Your task: Print the lines below exactly, beginning with the one that contains "Serialize everything readable" and stopping after the last line.

Information supplied:
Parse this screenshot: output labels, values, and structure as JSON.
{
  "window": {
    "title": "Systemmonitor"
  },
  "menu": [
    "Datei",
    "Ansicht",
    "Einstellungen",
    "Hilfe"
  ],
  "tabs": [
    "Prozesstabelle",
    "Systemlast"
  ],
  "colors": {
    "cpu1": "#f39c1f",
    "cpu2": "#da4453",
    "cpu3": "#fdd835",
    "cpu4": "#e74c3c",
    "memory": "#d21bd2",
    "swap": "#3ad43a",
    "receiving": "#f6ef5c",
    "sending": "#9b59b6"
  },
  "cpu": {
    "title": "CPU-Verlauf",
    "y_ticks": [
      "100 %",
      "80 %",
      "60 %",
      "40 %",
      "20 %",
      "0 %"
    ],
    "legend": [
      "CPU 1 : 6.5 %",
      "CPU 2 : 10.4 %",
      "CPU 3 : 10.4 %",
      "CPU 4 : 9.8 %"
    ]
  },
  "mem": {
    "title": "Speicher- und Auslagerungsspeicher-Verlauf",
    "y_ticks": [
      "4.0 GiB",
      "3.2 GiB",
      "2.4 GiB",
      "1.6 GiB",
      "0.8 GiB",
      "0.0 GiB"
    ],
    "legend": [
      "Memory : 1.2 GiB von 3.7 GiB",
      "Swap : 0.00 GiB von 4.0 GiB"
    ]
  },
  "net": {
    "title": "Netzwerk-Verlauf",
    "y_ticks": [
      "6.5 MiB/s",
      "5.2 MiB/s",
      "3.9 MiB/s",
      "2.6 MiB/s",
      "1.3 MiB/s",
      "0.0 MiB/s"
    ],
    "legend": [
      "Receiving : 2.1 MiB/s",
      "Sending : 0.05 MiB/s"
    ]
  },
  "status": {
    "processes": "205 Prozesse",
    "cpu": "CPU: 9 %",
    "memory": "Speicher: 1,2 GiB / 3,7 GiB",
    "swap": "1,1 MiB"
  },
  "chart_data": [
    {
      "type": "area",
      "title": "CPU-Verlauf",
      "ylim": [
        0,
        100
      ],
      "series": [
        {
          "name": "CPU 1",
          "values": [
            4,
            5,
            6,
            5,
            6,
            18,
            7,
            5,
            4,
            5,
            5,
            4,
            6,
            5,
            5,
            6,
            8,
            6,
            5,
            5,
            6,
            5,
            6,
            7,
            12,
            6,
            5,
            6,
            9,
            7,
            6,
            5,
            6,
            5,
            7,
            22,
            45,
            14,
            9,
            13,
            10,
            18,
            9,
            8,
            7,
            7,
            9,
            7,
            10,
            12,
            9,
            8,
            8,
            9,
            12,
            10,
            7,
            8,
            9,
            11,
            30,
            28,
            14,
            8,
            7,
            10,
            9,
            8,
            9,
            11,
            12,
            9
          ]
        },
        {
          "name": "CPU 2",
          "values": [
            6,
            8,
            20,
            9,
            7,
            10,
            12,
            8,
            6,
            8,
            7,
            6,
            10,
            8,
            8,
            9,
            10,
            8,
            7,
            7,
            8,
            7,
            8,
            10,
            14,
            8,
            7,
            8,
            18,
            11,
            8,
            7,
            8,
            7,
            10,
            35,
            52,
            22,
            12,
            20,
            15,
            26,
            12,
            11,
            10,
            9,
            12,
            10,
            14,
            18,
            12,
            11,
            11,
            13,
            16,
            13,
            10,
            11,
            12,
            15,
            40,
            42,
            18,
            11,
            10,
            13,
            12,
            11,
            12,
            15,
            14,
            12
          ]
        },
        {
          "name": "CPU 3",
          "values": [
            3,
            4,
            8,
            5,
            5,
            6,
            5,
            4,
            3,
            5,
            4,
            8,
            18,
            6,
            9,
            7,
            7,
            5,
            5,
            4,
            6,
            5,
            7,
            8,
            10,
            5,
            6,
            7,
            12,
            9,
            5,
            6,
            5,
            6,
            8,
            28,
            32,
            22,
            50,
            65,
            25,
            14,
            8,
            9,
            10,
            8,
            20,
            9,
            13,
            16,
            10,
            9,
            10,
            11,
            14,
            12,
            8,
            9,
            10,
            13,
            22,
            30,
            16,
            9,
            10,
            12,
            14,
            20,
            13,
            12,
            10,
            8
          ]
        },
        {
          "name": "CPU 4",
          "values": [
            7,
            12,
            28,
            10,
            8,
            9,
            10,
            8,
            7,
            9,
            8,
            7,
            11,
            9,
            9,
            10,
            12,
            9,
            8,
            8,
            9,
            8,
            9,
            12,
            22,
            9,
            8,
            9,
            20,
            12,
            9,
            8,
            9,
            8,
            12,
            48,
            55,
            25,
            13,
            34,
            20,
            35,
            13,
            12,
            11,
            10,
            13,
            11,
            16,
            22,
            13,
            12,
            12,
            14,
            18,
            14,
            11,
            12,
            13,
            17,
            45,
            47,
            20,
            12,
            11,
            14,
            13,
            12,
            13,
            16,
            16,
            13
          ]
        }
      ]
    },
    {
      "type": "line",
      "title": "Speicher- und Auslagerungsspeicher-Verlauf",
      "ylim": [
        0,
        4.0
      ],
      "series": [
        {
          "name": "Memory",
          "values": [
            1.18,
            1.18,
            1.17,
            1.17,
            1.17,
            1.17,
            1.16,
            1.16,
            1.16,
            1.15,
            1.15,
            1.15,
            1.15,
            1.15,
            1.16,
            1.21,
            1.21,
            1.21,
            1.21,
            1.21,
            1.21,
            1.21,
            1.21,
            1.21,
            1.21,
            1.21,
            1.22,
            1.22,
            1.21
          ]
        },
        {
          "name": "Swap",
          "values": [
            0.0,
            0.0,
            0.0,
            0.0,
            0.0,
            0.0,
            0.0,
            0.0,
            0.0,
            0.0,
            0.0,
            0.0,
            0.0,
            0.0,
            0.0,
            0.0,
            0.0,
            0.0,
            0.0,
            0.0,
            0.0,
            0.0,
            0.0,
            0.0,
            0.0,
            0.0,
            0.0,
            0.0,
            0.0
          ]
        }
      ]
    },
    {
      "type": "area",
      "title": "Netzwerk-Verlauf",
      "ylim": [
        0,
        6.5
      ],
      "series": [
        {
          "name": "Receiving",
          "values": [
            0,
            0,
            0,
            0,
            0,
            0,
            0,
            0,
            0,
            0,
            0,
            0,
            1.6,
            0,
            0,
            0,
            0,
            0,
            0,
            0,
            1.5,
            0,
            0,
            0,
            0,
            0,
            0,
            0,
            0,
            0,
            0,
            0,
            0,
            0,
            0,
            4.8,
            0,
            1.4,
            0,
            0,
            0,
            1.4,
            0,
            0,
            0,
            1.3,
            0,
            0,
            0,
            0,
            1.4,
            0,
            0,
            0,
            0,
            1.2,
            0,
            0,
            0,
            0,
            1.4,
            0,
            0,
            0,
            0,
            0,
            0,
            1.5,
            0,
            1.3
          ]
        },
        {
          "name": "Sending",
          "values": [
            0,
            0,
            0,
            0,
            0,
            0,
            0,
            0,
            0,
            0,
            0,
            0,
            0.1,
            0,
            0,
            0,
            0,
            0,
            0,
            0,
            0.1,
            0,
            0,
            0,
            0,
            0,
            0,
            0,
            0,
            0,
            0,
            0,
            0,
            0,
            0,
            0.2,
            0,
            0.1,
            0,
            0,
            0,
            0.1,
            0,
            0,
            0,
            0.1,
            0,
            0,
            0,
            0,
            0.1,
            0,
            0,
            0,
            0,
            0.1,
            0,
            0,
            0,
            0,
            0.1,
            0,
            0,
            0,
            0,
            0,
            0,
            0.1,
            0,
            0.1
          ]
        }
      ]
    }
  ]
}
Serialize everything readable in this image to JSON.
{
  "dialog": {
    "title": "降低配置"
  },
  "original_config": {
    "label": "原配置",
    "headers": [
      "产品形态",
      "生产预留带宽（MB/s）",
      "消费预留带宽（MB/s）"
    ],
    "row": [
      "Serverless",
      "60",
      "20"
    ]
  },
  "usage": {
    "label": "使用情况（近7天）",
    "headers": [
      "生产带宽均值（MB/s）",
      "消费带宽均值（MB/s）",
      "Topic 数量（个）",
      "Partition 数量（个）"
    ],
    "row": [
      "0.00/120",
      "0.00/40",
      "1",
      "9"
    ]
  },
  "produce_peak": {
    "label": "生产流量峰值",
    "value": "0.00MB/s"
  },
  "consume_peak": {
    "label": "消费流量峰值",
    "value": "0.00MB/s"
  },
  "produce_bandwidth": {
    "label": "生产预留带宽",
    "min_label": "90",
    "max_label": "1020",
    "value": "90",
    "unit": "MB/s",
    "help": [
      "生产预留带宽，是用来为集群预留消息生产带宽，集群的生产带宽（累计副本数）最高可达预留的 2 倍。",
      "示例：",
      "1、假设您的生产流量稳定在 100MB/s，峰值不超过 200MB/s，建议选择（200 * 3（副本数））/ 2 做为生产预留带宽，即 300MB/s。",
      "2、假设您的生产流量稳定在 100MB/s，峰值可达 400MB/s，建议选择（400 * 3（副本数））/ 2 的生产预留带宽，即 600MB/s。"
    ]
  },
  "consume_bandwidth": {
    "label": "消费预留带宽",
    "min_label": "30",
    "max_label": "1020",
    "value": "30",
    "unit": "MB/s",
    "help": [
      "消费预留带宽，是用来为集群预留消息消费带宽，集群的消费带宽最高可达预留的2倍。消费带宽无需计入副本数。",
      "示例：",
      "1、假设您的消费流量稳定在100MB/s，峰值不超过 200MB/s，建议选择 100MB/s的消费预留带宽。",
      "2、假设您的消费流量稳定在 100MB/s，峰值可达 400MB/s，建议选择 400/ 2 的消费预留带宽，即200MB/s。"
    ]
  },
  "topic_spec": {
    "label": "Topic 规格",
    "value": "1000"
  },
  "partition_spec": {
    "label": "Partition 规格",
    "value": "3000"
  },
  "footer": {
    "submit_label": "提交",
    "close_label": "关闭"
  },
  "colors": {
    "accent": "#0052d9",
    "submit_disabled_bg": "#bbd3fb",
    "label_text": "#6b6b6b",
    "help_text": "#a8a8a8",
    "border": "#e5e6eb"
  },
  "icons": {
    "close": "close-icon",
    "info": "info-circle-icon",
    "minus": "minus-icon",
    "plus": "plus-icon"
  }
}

Answer space:
Serialize everything readable in this image to JSON.
{
  "dialog": {
    "title": "降低配置"
  },
  "original_config": {
    "label": "原配置",
    "headers": [
      "产品形态",
      "生产预留带宽（MB/s）",
      "消费预留带宽（MB/s）"
    ],
    "row": [
      "Serverless",
      "60",
      "20"
    ]
  },
  "usage": {
    "label": "使用情况（近7天）",
    "headers": [
      "生产带宽均值（MB/s）",
      "消费带宽均值（MB/s）",
      "Topic 数量（个）",
      "Partition 数量（个）"
    ],
    "row": [
      "0.00/120",
      "0.00/40",
      "1",
      "9"
    ]
  },
  "produce_peak": {
    "label": "生产流量峰值",
    "value": "0.00MB/s"
  },
  "consume_peak": {
    "label": "消费流量峰值",
    "value": "0.00MB/s"
  },
  "produce_bandwidth": {
    "label": "生产预留带宽",
    "min_label": "90",
    "max_label": "1020",
    "value": "90",
    "unit": "MB/s",
    "help": [
      "生产预留带宽，是用来为集群预留消息生产带宽，集群的生产带宽（累计副本数）最高可达预留的 2 倍。",
      "示例：",
      "1、假设您的生产流量稳定在 100MB/s，峰值不超过 200MB/s，建议选择（200 * 3（副本数））/ 2 做为生产预留带宽，即 300MB/s。",
      "2、假设您的生产流量稳定在 100MB/s，峰值可达 400MB/s，建议选择（400 * 3（副本数））/ 2 的生产预留带宽，即 600MB/s。"
    ]
  },
  "consume_bandwidth": {
    "label": "消费预留带宽",
    "min_label": "30",
    "max_label": "1020",
    "value": "30",
    "unit": "MB/s",
    "help": [
      "消费预留带宽，是用来为集群预留消息消费带宽，集群的消费带宽最高可达预留的2倍。消费带宽无需计入副本数。",
      "示例：",
      "1、假设您的消费流量稳定在100MB/s，峰值不超过 200MB/s，建议选择 100MB/s的消费预留带宽。",
      "2、假设您的消费流量稳定在 100MB/s，峰值可达 400MB/s，建议选择 400/ 2 的消费预留带宽，即200MB/s。"
    ]
  },
  "topic_spec": {
    "label": "Topic 规格",
    "value": "1000"
  },
  "partition_spec": {
    "label": "Partition 规格",
    "value": "3000"
  },
  "footer": {
    "submit_label": "提交",
    "close_label": "关闭"
  },
  "colors": {
    "accent": "#0052d9",
    "submit_disabled_bg": "#bbd3fb",
    "label_text": "#6b6b6b",
    "help_text": "#a8a8a8",
    "border": "#e5e6eb"
  },
  "icons": {
    "close": "close-icon",
    "info": "info-circle-icon",
    "minus": "minus-icon",
    "plus": "plus-icon"
  }
}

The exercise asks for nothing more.